When Hezekiah took the throne, Judea had declined to the lowest of political and spiritual depravity. To give support for the priests and Levites in Judea, Hezekiah sent out a command for the people of Judea to commit themselves to the practices of the Law of the Lord. (You can read the entire story in 2 Chronicles 31:4-10 NIV).
The result of God’s people turning back to Him and giving as God directed them was a phenomenal. As the people gave to God, He gave back to them and the storehouses (which today could be compared to food banks at churches and within our local communities, clothing distribution centers for those in need as well as job training centers and homeless shelters) were overflowing with supplies. (See 2 Chronicles 31:10 NIV)
There was no longer a population of needy people in their community.
The government didn’t create this success. King Hezekiah didn’t try to take the credit. It was the people responding to God and in turn God blessing His people. As a blessing from God, the people had enough to take care of their own and lessened the government involvement in everyone’s life.
Sounds good, right? So would God allow this to happen in America?
If we still believe we can be a Christian nation, we need to look at the words of God. God is telling us to test His words. “Bring in the whole tithe into the storehouse, that there may be food in my house. Test me in this and see if I will not throw open the floodgates of heaven and pour out so much blessing that you will not have room for enough of it”. Malachi 3:10
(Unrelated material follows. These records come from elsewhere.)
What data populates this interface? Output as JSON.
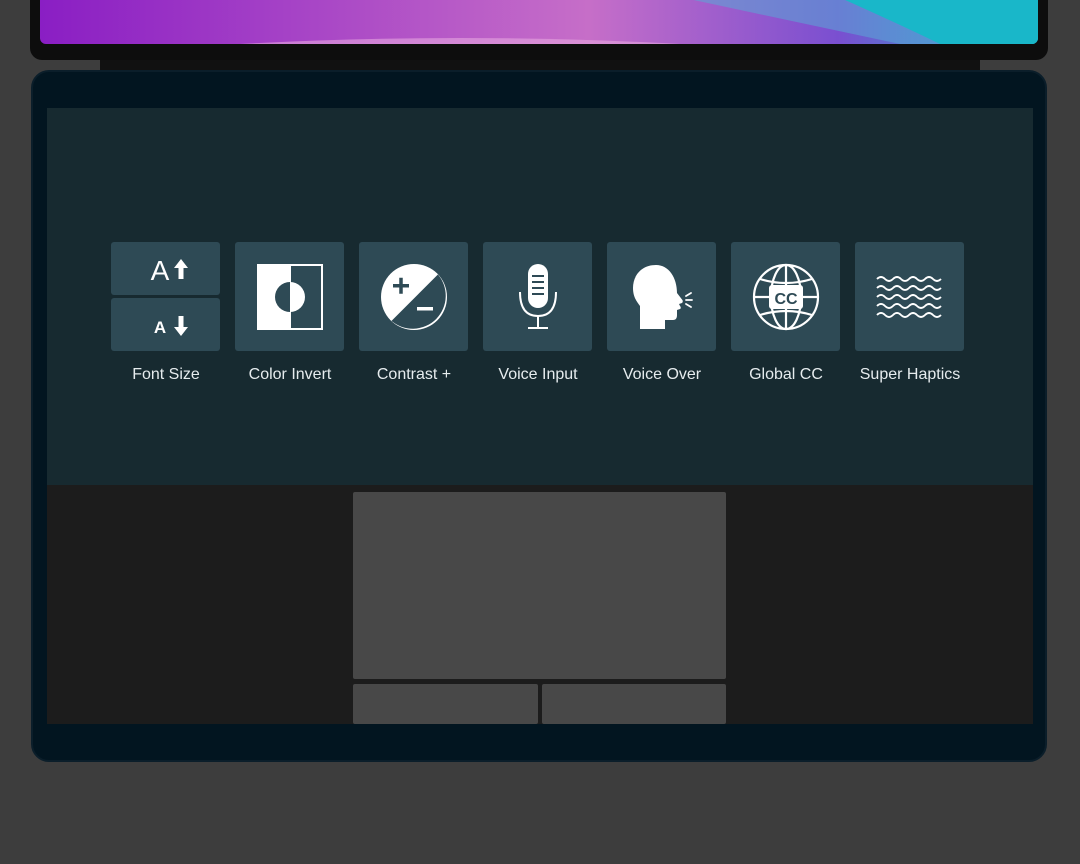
{
  "accessibility_bar": {
    "tools": [
      {
        "id": "font-size",
        "label": "Font Size",
        "icon": "font-size-icon"
      },
      {
        "id": "color-invert",
        "label": "Color Invert",
        "icon": "color-invert-icon"
      },
      {
        "id": "contrast",
        "label": "Contrast +",
        "icon": "contrast-icon"
      },
      {
        "id": "voice-input",
        "label": "Voice Input",
        "icon": "microphone-icon"
      },
      {
        "id": "voice-over",
        "label": "Voice Over",
        "icon": "speaking-head-icon"
      },
      {
        "id": "global-cc",
        "label": "Global CC",
        "icon": "globe-cc-icon"
      },
      {
        "id": "super-haptics",
        "label": "Super Haptics",
        "icon": "waves-icon"
      }
    ],
    "font_size": {
      "increase_glyph": "A",
      "decrease_glyph": "A"
    },
    "cc_text": "CC"
  },
  "colors": {
    "tile": "#2e4a55",
    "touchbar": "#172a30",
    "icon": "#ffffff",
    "label": "#e6ecee"
  }
}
There are churches all over this country whose absolute focus is on helping others. That support needs to come from conservative Americans who follow the path set out by God.
I am truly convicted that if we give to God and our churches, we will be able to take care of many (and maybe eventually all) of the social entitlement programs the government believes they need to be in charge of and put the government out of the social services business. In turn, those areas of the budget can be cut because we take care of each other directly, not through government channels.
The Gateway church where Robert Morris is the Senior Pastor, last year alone gave $10million dollars to outreach programs. With 5 campuses in the Dallas area and 22,000 people attending regularly, they gave $10million dollars.
What could we do as the American citizens I know we are and can be, with over 48,000,000 church going Americans, if we set it in our heart to no longer entrust the government with this portion of “their duties”?
Just imagine if we could tell Washington, “Thanks for your participation; we will take it from here. You’re fired!”